As much fun as the holidays can be, it can also be one of the most stressful times of the year. If left unaddressed, it continue to snowball and worsen as the year goes on. If you’re still dealing with holiday stress, it’s time to take steps to relax and de-stress.
These practical tips will help you relax and welcome the new year with a bang.
Spend time outdoors
Seasonal affective disorder is in full swing in winter. It is thought that SAD sufferers are affected by the shorter daylight hours in winter. I understand that it’s dreadfully cold in most parts of the country. Taking a walk outside may be the last thing you feel like doing right now, but if you’re down in the dumps and feeling blue, spending time outdoors can be of great help. In fact, it’s a great way to relax your mind and relieve stress and anxiety.
Do something you love
With today’s stressful lifestyle, it is important to spend time to do something you love and enjoy. Involving yourself in a hobby is not only enjoyable, it also offer a number of health benefits. It can improve cognitive abilities, boost your mood, and alleviate stress.
The New Year is a great time to try something new. Baking, dancing, reading, gardening, painting, and journaling are great hobbies that can be therapeutic and incredibly enjoyable. Now, all you have to do is to pick a hobby and stick to it.
Between making calls, reading emails, keeping up on social media, and replying to text messages, having a smartphone can be a cause of stress for most people.
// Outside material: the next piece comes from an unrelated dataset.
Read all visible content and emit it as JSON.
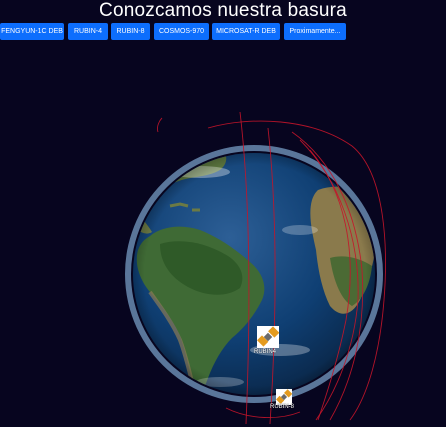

Not only does it affect our relationship with others, it can also negatively affect your productivity.
Too much time online can increase stress. Studies suggest that disconnecting for even a short time can help reduce stress and help you become more productive.
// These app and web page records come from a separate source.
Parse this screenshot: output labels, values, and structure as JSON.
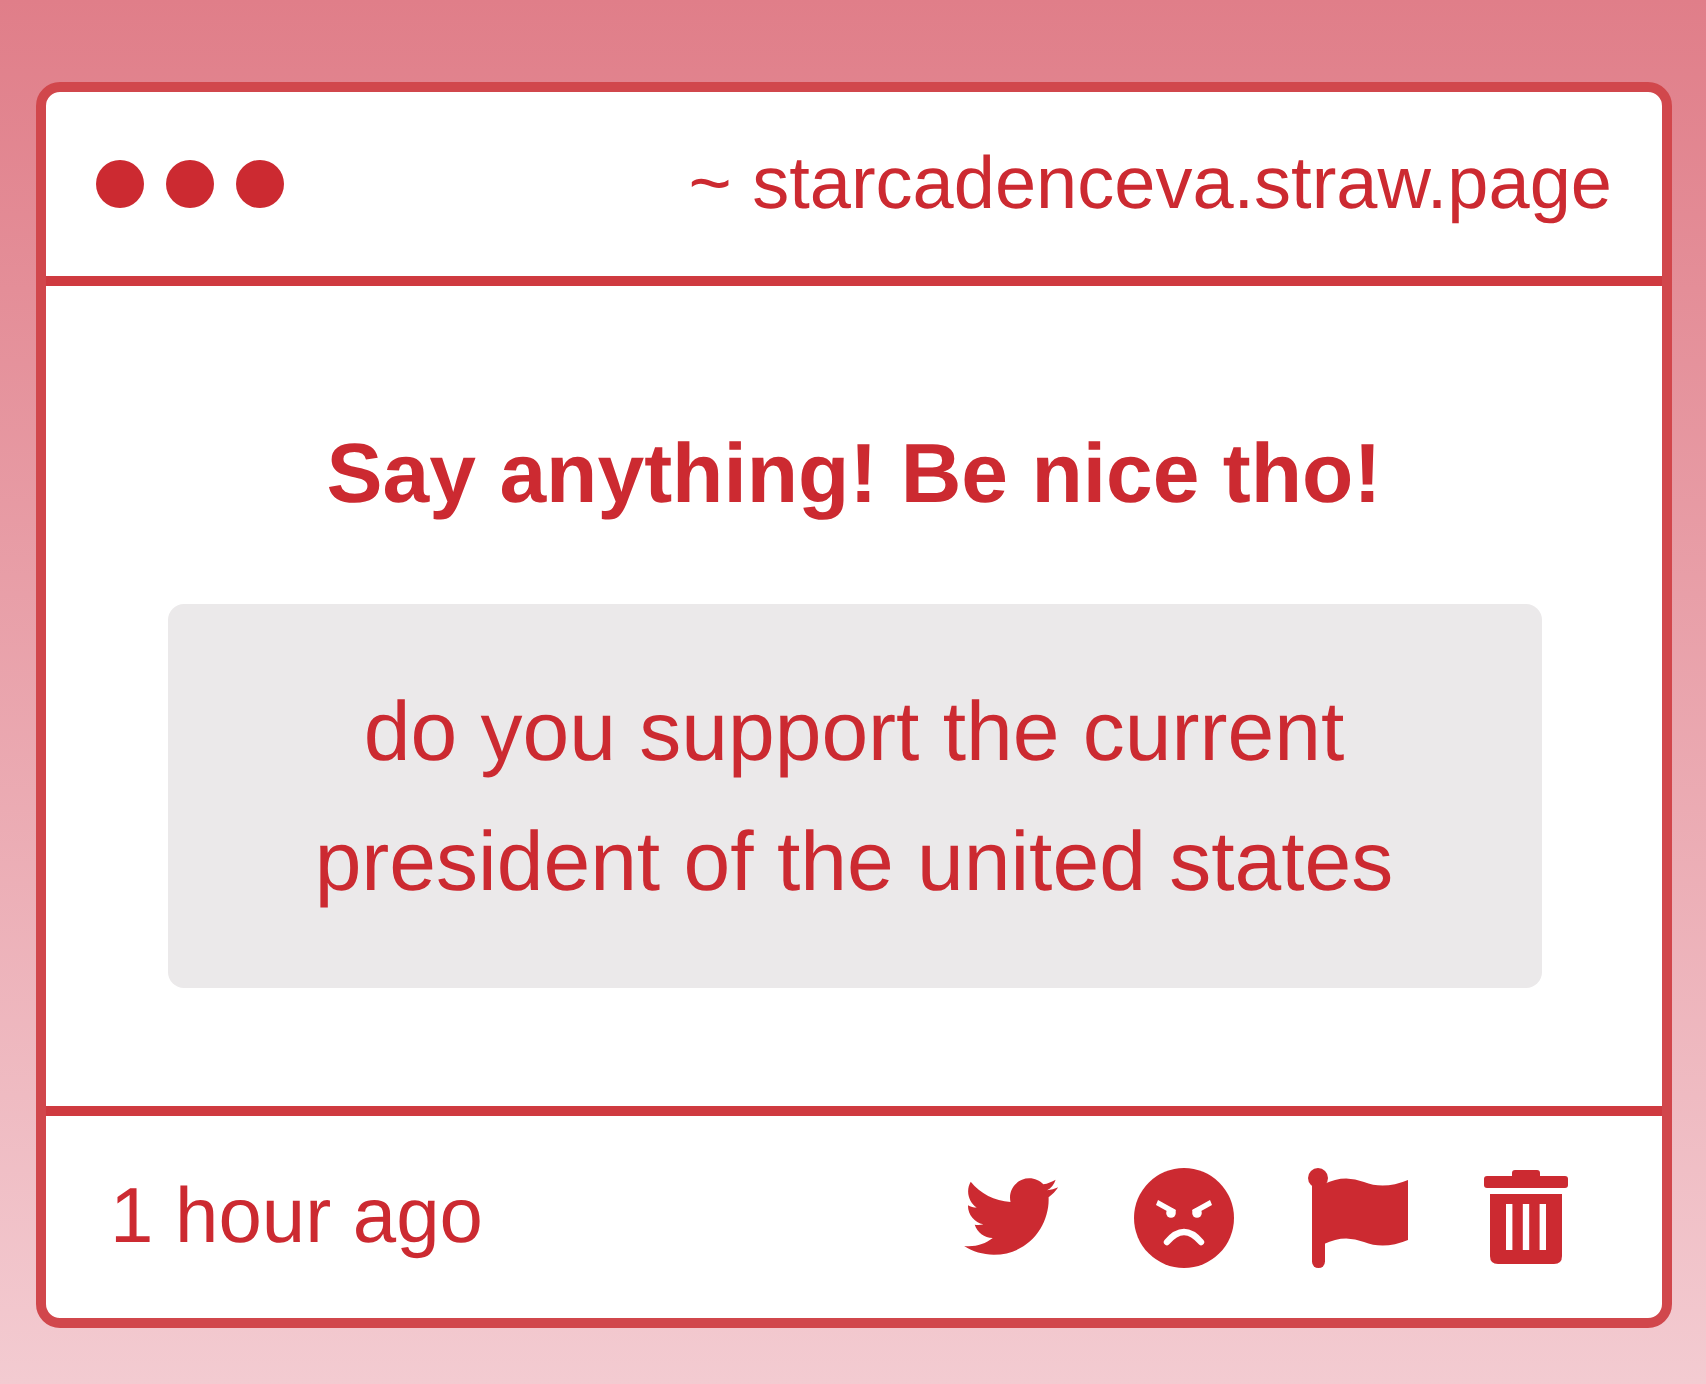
{
  "address_bar": {
    "url": "~ starcadenceva.straw.page"
  },
  "prompt": {
    "title": "Say anything! Be nice tho!"
  },
  "message": {
    "text": "do you support the current president of the united states"
  },
  "footer": {
    "time": "1 hour ago",
    "actions": [
      {
        "kind": "tweet"
      },
      {
        "kind": "react"
      },
      {
        "kind": "flag"
      },
      {
        "kind": "delete"
      }
    ]
  }
}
Schedule a disconnect time and stick to it. Perhaps, you can start with checking your phone once every hour and then increase length of disconnect time.
Keep your gadgets out of reach so you won’t be tempted to check your emails or return calls after work hours. No checking of phones when with family and friends or when walking or commuting.